## REQUIRED WORK
For each line in the data below that holds "Monaten", return a copy.

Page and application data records
● ● ● ● ● ● ●

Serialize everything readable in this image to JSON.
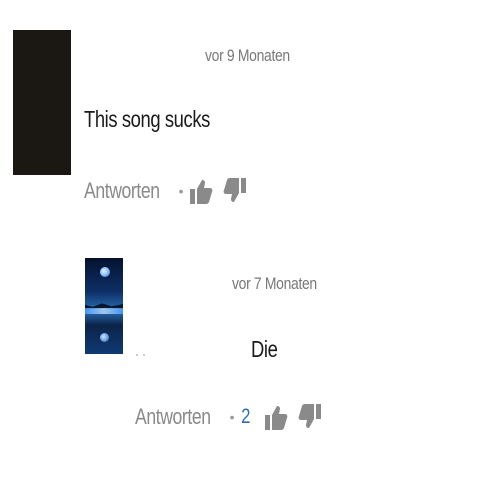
{
  "comments": [
    {
      "timestamp": "vor 9 Monaten",
      "text": "This song sucks",
      "reply_label": "Antworten",
      "separator": "•",
      "like_count": ""
    },
    {
      "timestamp": "vor 7 Monaten",
      "text": "Die",
      "reply_label": "Antworten",
      "separator": "•",
      "like_count": "2"
    }
  ],
  "icons": {
    "like": "thumbs-up-icon",
    "dislike": "thumbs-down-icon"
  },
  "colors": {
    "icon": "#8a8a8a",
    "like_count": "#2f6db5",
    "text": "#1a1a1a",
    "meta": "#777777"
  }
}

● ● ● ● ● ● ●

## REPLY
      "timestamp": "vor 9 Monaten",
      "timestamp": "vor 7 Monaten",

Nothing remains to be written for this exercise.